As humanity moves into the era of the anthropocene, Americans are going to have to think more and more about our relationship with nature. Changes in the Land is a classic in the field of environmental history. When it first came out in 1983, it was transformative in seeing ecology as playing a significant role in shaping the history of early New England. Cronon did what few had before: he viewed trees, lichens, and rivers as historical sources. As you are reading, make a running list of all the ways that Cronon describes how humans transformed the ecology of early New England, and then make a second list detailing how that changed ecology then shaped human behavior in the colonial period. Pick the best example from each list and write a 3-4 page, double-spaced, 12 point font, stapled paper that develops an argument that the intersection between humans and the environment that you chose is the most important thing to understanding what happened between natives and colonists in 1600s New England. Who or what does Cronon ultimately blame for things going so wrong? Name that culprit in your paper. Your conclusion should discuss what Cronon sees as the real problem

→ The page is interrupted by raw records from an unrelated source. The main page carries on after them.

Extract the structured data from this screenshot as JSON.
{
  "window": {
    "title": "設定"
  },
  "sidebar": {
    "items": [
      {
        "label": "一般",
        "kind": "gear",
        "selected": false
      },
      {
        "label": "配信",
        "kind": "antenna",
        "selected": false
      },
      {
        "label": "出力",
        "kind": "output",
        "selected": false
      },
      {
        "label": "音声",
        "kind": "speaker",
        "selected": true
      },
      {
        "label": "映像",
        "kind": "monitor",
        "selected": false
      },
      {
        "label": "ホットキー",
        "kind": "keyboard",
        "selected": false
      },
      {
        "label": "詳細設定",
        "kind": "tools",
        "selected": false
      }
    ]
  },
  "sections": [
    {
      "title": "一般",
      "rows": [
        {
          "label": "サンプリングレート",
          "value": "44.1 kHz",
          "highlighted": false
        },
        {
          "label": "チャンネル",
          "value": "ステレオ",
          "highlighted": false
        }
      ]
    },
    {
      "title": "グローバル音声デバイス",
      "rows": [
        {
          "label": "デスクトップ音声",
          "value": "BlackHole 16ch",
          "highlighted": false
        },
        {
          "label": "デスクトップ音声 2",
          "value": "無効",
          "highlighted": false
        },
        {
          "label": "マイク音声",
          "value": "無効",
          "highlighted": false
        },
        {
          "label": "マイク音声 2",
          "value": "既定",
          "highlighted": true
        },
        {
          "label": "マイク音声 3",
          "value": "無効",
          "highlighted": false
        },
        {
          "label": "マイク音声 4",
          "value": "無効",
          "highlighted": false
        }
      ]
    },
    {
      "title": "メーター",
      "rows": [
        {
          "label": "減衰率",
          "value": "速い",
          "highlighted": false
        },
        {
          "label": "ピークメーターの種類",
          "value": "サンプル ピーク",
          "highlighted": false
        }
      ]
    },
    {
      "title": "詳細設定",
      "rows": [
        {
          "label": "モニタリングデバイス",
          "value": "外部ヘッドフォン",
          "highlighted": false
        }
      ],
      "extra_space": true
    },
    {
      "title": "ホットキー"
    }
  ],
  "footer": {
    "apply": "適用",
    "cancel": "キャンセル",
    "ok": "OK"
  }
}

The file of the book is too large and I cannot upload on this website, do you really need it?